Books & E-books

On the library website, click "Books & E-books" to search for both hard-copy and electronic books that are available in the library.  Our collection includes over 250,000 print books and over 70,000 electronic books, most of which are accessible via EBSCOhost, one of our primary e-book providers.

Books are arranged by the Library of Congress classification system.  Circulating books with call numbers A-HL are shelved on N-2 (north wing, 2nd floor), and call numbers HM-Z are shelved on N-3.  To learn more about call numbers and how they work, please click here

Below is an example of a book in our library catalog.  If you see the phrase "electronic resource" or EBOOK anywhere, you know it's an e-book.  To access it, click on the URL link (see circle) and it will take you to EBSCOhost's eBook collection. Otherwise, jot down the call number (see box) and, if this were not an e-book, you would go to the 3rd floor north building and look for the "Z" area and then 710.

Call number

To search only our e-books, from the library's website click on "Books & E-books" and then E-Books.

Where are the Journals?

On the Salmon Library website (, under Articles & Databases, click Find a Journal Title to search for full-text online & hard-copy journals by journal title.  UAH provides access to over 40,000 unique journal titles. If you are not sure about the different types of periodicals (scholarly vs. popular) or what peer review is, you can find more information here

High school students also have access to numerous online resources via the Alabama Virtual Library (AVL).

If you do not have a specific journal title you are wanting to search, click Online Databases to find articles online.  This page allows you to search databases by subject area or alphabetical order.  We also have provided a list of some quick start databases, which are great places to find academic research sources. Some popular databases include:

PDF or HTML Full-text?

PDF (Portable Document Format)


When used within a database, the PDF Full-Text option will allow users to see an article or resource as it originally appeared on the page.  This makes documenting a resource easier as one can easily identify page numbers and sections.


HTML (Hypertext Markup Language)
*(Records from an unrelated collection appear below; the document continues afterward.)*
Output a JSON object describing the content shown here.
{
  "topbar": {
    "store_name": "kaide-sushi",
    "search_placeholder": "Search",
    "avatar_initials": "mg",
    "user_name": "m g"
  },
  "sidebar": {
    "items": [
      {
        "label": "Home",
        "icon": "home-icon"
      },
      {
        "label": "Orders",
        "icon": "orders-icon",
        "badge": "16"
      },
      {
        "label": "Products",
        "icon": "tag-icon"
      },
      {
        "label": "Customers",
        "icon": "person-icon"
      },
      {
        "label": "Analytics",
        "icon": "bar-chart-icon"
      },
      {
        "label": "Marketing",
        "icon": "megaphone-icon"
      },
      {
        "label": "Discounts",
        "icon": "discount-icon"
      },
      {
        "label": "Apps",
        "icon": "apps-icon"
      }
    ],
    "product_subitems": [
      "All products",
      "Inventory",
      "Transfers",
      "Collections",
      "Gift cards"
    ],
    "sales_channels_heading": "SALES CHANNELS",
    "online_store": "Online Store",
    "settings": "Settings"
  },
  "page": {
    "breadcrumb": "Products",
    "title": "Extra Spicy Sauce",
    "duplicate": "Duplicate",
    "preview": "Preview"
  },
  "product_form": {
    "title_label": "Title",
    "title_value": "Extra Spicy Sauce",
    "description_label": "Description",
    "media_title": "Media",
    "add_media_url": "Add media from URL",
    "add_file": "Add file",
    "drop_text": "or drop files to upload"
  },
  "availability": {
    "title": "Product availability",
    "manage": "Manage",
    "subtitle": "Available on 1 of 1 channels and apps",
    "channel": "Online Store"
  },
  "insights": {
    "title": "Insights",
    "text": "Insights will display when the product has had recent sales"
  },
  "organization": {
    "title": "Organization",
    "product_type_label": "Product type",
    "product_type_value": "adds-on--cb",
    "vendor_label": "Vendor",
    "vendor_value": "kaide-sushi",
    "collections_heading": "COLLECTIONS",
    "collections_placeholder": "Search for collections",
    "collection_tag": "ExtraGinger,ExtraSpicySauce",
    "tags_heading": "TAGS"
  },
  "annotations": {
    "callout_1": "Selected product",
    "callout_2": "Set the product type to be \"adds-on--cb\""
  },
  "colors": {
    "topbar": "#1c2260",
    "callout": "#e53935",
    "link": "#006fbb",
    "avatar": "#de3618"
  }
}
When used in databases as HTML-Full-Text, the user will receive the text of an article or resource as a block of text.  Paragraphs will usually be defined; however, many times pages will not be indicated and images will not be included.


The Verdict:


When you have a choice, choose the PDF format as it will make citing the resource easier.



Did you know?

Many databases offer free personalized accounts so that you can save searches and articles to help organize your research.  For example, with the EBSCO databases, your account allows you to:

  • Save preferences
  • Organize your research with folders
  • Share your folders with others
  • View others' folders
  • Save and retrieve your search history
  • Create email alerts and/or RSS feeds
  • Gain access to your saved research remotely